◆ **Work item**: Copy out each line below that has the word "JSON" in it.

Extracted data entries:
· · · ·

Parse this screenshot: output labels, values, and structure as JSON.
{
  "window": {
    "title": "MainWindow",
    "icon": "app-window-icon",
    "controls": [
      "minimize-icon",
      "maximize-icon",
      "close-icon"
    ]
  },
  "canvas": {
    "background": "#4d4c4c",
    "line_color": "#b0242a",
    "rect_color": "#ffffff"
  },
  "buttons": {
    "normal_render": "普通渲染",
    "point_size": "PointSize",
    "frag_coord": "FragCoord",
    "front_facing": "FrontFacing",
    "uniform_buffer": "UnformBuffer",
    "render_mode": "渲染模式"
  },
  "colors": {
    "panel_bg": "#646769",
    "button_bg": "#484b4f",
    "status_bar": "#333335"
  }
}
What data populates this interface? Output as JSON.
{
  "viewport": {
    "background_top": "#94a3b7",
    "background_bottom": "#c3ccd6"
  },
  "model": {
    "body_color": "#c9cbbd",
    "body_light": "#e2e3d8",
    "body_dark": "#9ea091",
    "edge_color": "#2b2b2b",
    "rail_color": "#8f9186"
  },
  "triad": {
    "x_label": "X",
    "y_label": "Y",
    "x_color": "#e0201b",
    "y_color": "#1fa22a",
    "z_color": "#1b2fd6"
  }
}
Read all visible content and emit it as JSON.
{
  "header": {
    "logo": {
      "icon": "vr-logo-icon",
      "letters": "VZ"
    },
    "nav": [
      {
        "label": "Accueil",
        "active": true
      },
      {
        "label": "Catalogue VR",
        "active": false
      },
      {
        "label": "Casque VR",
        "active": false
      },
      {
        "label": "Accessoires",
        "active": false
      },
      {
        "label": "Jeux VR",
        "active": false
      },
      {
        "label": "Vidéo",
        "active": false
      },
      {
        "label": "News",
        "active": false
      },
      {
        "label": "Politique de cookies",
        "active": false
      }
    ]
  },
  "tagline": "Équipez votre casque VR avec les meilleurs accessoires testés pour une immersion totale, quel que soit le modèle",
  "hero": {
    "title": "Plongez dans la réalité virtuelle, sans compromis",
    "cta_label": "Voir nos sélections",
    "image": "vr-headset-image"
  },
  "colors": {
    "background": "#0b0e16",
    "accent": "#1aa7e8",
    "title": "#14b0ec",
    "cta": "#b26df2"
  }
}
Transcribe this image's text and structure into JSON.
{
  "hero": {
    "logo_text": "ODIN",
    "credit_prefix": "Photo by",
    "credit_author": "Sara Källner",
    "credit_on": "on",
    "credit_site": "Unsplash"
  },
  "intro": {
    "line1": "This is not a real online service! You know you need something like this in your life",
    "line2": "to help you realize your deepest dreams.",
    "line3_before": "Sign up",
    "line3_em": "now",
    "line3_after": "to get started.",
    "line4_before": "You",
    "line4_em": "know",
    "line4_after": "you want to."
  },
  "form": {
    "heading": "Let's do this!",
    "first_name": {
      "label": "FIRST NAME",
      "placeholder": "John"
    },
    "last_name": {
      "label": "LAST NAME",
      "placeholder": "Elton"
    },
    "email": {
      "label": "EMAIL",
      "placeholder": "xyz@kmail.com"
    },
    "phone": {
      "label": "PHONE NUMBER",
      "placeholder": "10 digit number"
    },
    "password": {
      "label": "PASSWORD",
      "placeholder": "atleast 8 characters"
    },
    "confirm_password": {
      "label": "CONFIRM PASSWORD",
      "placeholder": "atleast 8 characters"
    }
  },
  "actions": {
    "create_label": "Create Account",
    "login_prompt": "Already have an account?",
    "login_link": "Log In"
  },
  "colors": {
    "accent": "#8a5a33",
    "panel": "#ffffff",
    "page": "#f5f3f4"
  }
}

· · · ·

◆ **Solution for this exercise**:
Parse this screenshot: output labels, values, and structure as JSON.
What data populates this interface? Output as JSON.
Read all visible content and emit it as JSON.
Transcribe this image's text and structure into JSON.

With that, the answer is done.